▶ **TASK REQUIREMENTS**: Search the entries below for the word "هاجی" and copy each line that has it.
[[ MATERIAL PROVIDED, beginning ]]
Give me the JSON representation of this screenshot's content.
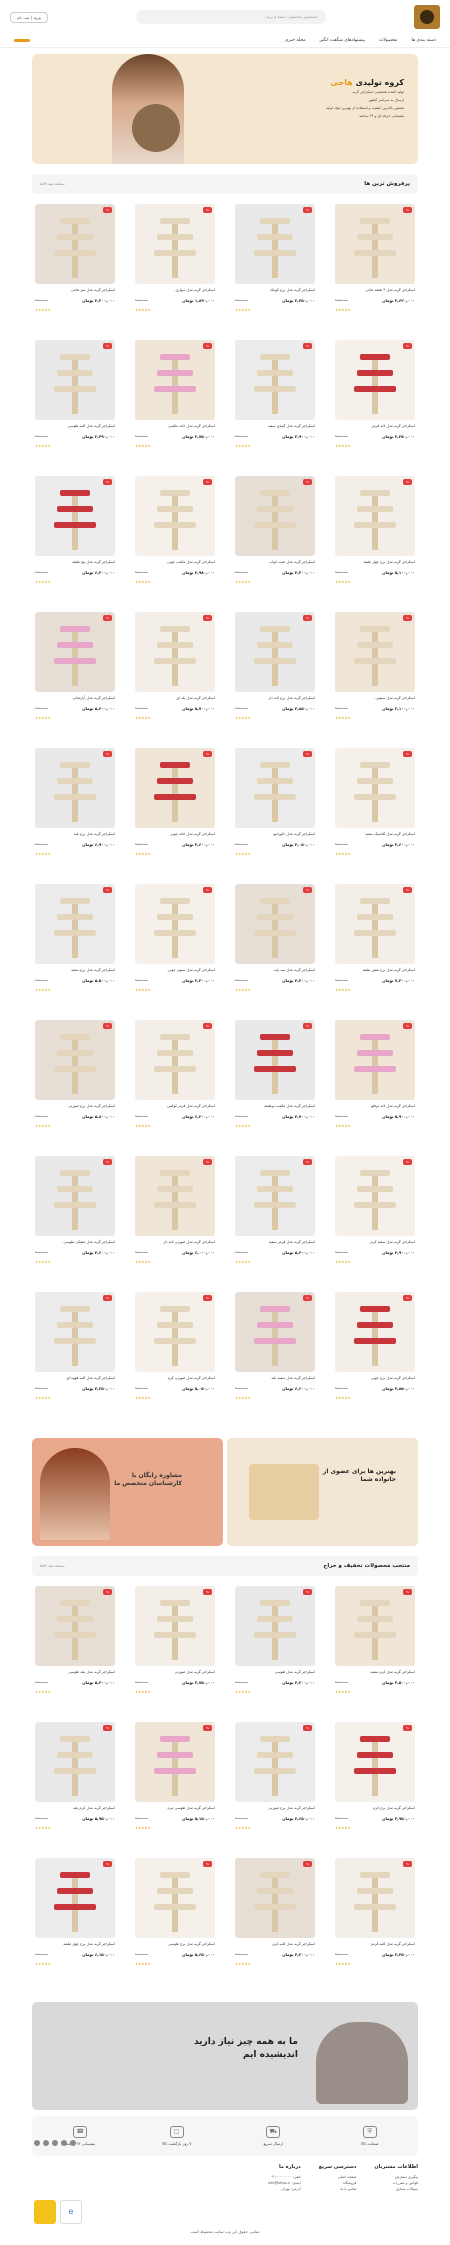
{
  "header": {
    "login_label": "ورود | ثبت نام",
    "search_placeholder": "جستجوی محصول، دسته و برند...",
    "cart_count": "0"
  },
  "nav": {
    "items": [
      "دسته بندی ها",
      "محصولات",
      "پیشنهادهای شگفت انگیز",
      "مجله خبری"
    ]
  },
  "hero": {
    "title_a": "کروه تولیدی",
    "title_b": "هاجی",
    "lines": [
      "تولید کننده تخصصی اسکراچر گربه",
      "ارسال به سراسر کشور",
      "تضمین بالاترین کیفیت و استفاده از بهترین مواد اولیه",
      "پشتیبانی حرفه ای و ۲۴ ساعته"
    ]
  },
  "section1": {
    "title": "پرفروش ترین ها",
    "more": "مشاهده همه کالاها"
  },
  "products": [
    {
      "name": "اسکراچر گربه مدل ۳ طبقه هاجی",
      "price": "۳,۶۲۰,۰۰۰ تومان",
      "old": "۳,۹۲۰,۰۰۰"
    },
    {
      "name": "اسکراچر گربه مدل برج کوچک",
      "price": "۲,۴۵۰,۰۰۰ تومان",
      "old": "۲,۹۰۰,۰۰۰"
    },
    {
      "name": "اسکراچر گربه مدل دیواری",
      "price": "۱,۸۹۰,۰۰۰ تومان",
      "old": "۲,۱۵۰,۰۰۰"
    },
    {
      "name": "اسکراچر گربه مدل میز هاجی",
      "price": "۲,۲۰۰,۰۰۰ تومان",
      "old": "۲,۶۰۰,۰۰۰"
    },
    {
      "name": "اسکراچر گربه مدل لانه قرمز",
      "price": "۴,۳۵۰,۰۰۰ تومان",
      "old": "۴,۸۰۰,۰۰۰"
    },
    {
      "name": "اسکراچر گربه مدل گنبدی سفید",
      "price": "۳,۹۰۰,۰۰۰ تومان",
      "old": "۴,۲۰۰,۰۰۰"
    },
    {
      "name": "اسکراچر گربه مدل خانه مکعبی",
      "price": "۲,۷۵۰,۰۰۰ تومان",
      "old": "۳,۰۵۰,۰۰۰"
    },
    {
      "name": "اسکراچر گربه مدل کلبه طوسی",
      "price": "۲,۴۹۰,۰۰۰ تومان",
      "old": "۲,۸۰۰,۰۰۰"
    },
    {
      "name": "اسکراچر گربه مدل برج چهار طبقه",
      "price": "۵,۱۰۰,۰۰۰ تومان",
      "old": "۵,۶۰۰,۰۰۰"
    },
    {
      "name": "اسکراچر گربه مدل تخت خواب",
      "price": "۳,۳۰۰,۰۰۰ تومان",
      "old": "۳,۷۰۰,۰۰۰"
    },
    {
      "name": "اسکراچر گربه مدل مکعب چوبی",
      "price": "۲,۹۸۰,۰۰۰ تومان",
      "old": "۳,۲۰۰,۰۰۰"
    },
    {
      "name": "اسکراچر گربه مدل پنج طبقه",
      "price": "۶,۴۰۰,۰۰۰ تومان",
      "old": "۶,۹۰۰,۰۰۰"
    },
    {
      "name": "اسکراچر گربه مدل ستونی",
      "price": "۴,۱۰۰,۰۰۰ تومان",
      "old": "۴,۵۰۰,۰۰۰"
    },
    {
      "name": "اسکراچر گربه مدل برج لانه دار",
      "price": "۴,۸۵۰,۰۰۰ تومان",
      "old": "۵,۳۰۰,۰۰۰"
    },
    {
      "name": "اسکراچر گربه مدل پله ای",
      "price": "۵,۷۰۰,۰۰۰ تومان",
      "old": "۶,۱۰۰,۰۰۰"
    },
    {
      "name": "اسکراچر گربه مدل آپارتمانی",
      "price": "۵,۲۰۰,۰۰۰ تومان",
      "old": "۵,۶۰۰,۰۰۰"
    },
    {
      "name": "اسکراچر گربه مدل کلاسیک سفید",
      "price": "۳,۶۰۰,۰۰۰ تومان",
      "old": "۳,۹۰۰,۰۰۰"
    },
    {
      "name": "اسکراچر گربه مدل دکوراتیو",
      "price": "۳,۰۵۰,۰۰۰ تومان",
      "old": "۳,۴۰۰,۰۰۰"
    },
    {
      "name": "اسکراچر گربه مدل خانه چوبی",
      "price": "۲,۶۰۰,۰۰۰ تومان",
      "old": "۲,۹۵۰,۰۰۰"
    },
    {
      "name": "اسکراچر گربه مدل برج بلند",
      "price": "۶,۹۰۰,۰۰۰ تومان",
      "old": "۷,۴۰۰,۰۰۰"
    },
    {
      "name": "اسکراچر گربه مدل برج شش طبقه",
      "price": "۷,۳۰۰,۰۰۰ تومان",
      "old": "۷,۸۰۰,۰۰۰"
    },
    {
      "name": "اسکراچر گربه مدل سه پایه",
      "price": "۴,۴۰۰,۰۰۰ تومان",
      "old": "۴,۹۰۰,۰۰۰"
    },
    {
      "name": "اسکراچر گربه مدل ستون چوبی",
      "price": "۲,۳۰۰,۰۰۰ تومان",
      "old": "۲,۶۰۰,۰۰۰"
    },
    {
      "name": "اسکراچر گربه مدل برج سفید",
      "price": "۵,۵۰۰,۰۰۰ تومان",
      "old": "۵,۹۰۰,۰۰۰"
    },
    {
      "name": "اسکراچر گربه مدل لانه دوقلو",
      "price": "۵,۹۰۰,۰۰۰ تومان",
      "old": "۶,۳۰۰,۰۰۰"
    },
    {
      "name": "اسکراچر گربه مدل مکعب دوطبقه",
      "price": "۴,۷۰۰,۰۰۰ تومان",
      "old": "۵,۱۰۰,۰۰۰"
    },
    {
      "name": "اسکراچر گربه مدل قرمز لوکس",
      "price": "۶,۲۰۰,۰۰۰ تومان",
      "old": "۶,۷۰۰,۰۰۰"
    },
    {
      "name": "اسکراچر گربه مدل برج صورتی",
      "price": "۵,۸۰۰,۰۰۰ تومان",
      "old": "۶,۲۰۰,۰۰۰"
    },
    {
      "name": "اسکراچر گربه مدل سفید کرم",
      "price": "۴,۹۰۰,۰۰۰ تومان",
      "old": "۵,۳۰۰,۰۰۰"
    },
    {
      "name": "اسکراچر گربه مدل قرمز سفید",
      "price": "۵,۴۰۰,۰۰۰ تومان",
      "old": "۵,۸۰۰,۰۰۰"
    },
    {
      "name": "اسکراچر گربه مدل صورتی لانه دار",
      "price": "۶,۰۰۰,۰۰۰ تومان",
      "old": "۶,۵۰۰,۰۰۰"
    },
    {
      "name": "اسکراچر گربه مدل مشکی طوسی",
      "price": "۴,۶۰۰,۰۰۰ تومان",
      "old": "۵,۰۰۰,۰۰۰"
    },
    {
      "name": "اسکراچر گربه مدل برج چوبی",
      "price": "۳,۸۵۰,۰۰۰ تومان",
      "old": "۴,۲۰۰,۰۰۰"
    },
    {
      "name": "اسکراچر گربه مدل سفید بلند",
      "price": "۶,۶۰۰,۰۰۰ تومان",
      "old": "۷,۰۰۰,۰۰۰"
    },
    {
      "name": "اسکراچر گربه مدل صورتی کرم",
      "price": "۵,۰۵۰,۰۰۰ تومان",
      "old": "۵,۴۰۰,۰۰۰"
    },
    {
      "name": "اسکراچر گربه مدل کلبه قهوه ای",
      "price": "۴,۲۵۰,۰۰۰ تومان",
      "old": "۴,۶۰۰,۰۰۰"
    }
  ],
  "banners": {
    "left": "مشاوره رایگان با کارشناسان متخصص ما",
    "right": "بهترین ها برای عضوی از خانواده شما"
  },
  "section2": {
    "title": "منتخب محصولات تخفیف و حراج",
    "more": "مشاهده همه کالاها"
  },
  "products2": [
    {
      "name": "اسکراچر گربه مدل کرم سفید",
      "price": "۴,۵۰۰,۰۰۰ تومان",
      "old": "۴,۹۰۰,۰۰۰"
    },
    {
      "name": "اسکراچر گربه مدل طوسی",
      "price": "۴,۲۰۰,۰۰۰ تومان",
      "old": "۴,۶۰۰,۰۰۰"
    },
    {
      "name": "اسکراچر گربه مدل صورتی",
      "price": "۴,۷۵۰,۰۰۰ تومان",
      "old": "۵,۲۰۰,۰۰۰"
    },
    {
      "name": "اسکراچر گربه مدل بلند طوسی",
      "price": "۵,۳۰۰,۰۰۰ تومان",
      "old": "۵,۷۰۰,۰۰۰"
    },
    {
      "name": "اسکراچر گربه مدل برج کرم",
      "price": "۳,۹۵۰,۰۰۰ تومان",
      "old": "۴,۳۰۰,۰۰۰"
    },
    {
      "name": "اسکراچر گربه مدل برج صورتی",
      "price": "۴,۶۵۰,۰۰۰ تومان",
      "old": "۵,۰۰۰,۰۰۰"
    },
    {
      "name": "اسکراچر گربه مدل طوسی تیره",
      "price": "۵,۱۵۰,۰۰۰ تومان",
      "old": "۵,۵۰۰,۰۰۰"
    },
    {
      "name": "اسکراچر گربه مدل کرم بلند",
      "price": "۵,۹۵۰,۰۰۰ تومان",
      "old": "۶,۴۰۰,۰۰۰"
    },
    {
      "name": "اسکراچر گربه مدل کلبه قرمز",
      "price": "۳,۴۵۰,۰۰۰ تومان",
      "old": "۳,۸۰۰,۰۰۰"
    },
    {
      "name": "اسکراچر گربه مدل کلبه کرم",
      "price": "۳,۲۰۰,۰۰۰ تومان",
      "old": "۳,۶۰۰,۰۰۰"
    },
    {
      "name": "اسکراچر گربه مدل برج طوسی",
      "price": "۵,۶۵۰,۰۰۰ تومان",
      "old": "۶,۰۰۰,۰۰۰"
    },
    {
      "name": "اسکراچر گربه مدل برج چهار طبقه",
      "price": "۶,۱۵۰,۰۰۰ تومان",
      "old": "۶,۶۰۰,۰۰۰"
    }
  ],
  "bottom_banner": {
    "text": "ما به همه چیز نیاز دارید اندیشیده ایم"
  },
  "features": [
    {
      "icon": "shield-icon",
      "label": "ضمانت کالا"
    },
    {
      "icon": "truck-icon",
      "label": "ارسال سریع"
    },
    {
      "icon": "box-icon",
      "label": "۷ روز بازگشت کالا"
    },
    {
      "icon": "headset-icon",
      "label": "پشتیبانی ۲۴ ساعته"
    }
  ],
  "footer": {
    "about_title": "درباره ما",
    "about_lines": [
      "تلفن: ۰۲۱۰۰۰۰۰۰۰۰",
      "ایمیل: info@shop.ir",
      "آدرس: تهران"
    ],
    "links_title": "دسترسی سریع",
    "links": [
      "صفحه اصلی",
      "فروشگاه",
      "تماس با ما"
    ],
    "info_title": "اطلاعات مشتریان",
    "info": [
      "پیگیری سفارش",
      "قوانین و مقررات",
      "سوالات متداول"
    ],
    "copyright": "تمامی حقوق این وب سایت محفوظ است"
  },
  "colors": {
    "accent": "#e89a1c",
    "badge": "#e23c3c",
    "star": "#e8b21e"
  }
}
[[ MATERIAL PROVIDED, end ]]
▶ **EXERCISE OUTPUT**:
    "title_b": "هاجی",
      "name": "اسکراچر گربه مدل ۳ طبقه هاجی",
      "name": "اسکراچر گربه مدل میز هاجی",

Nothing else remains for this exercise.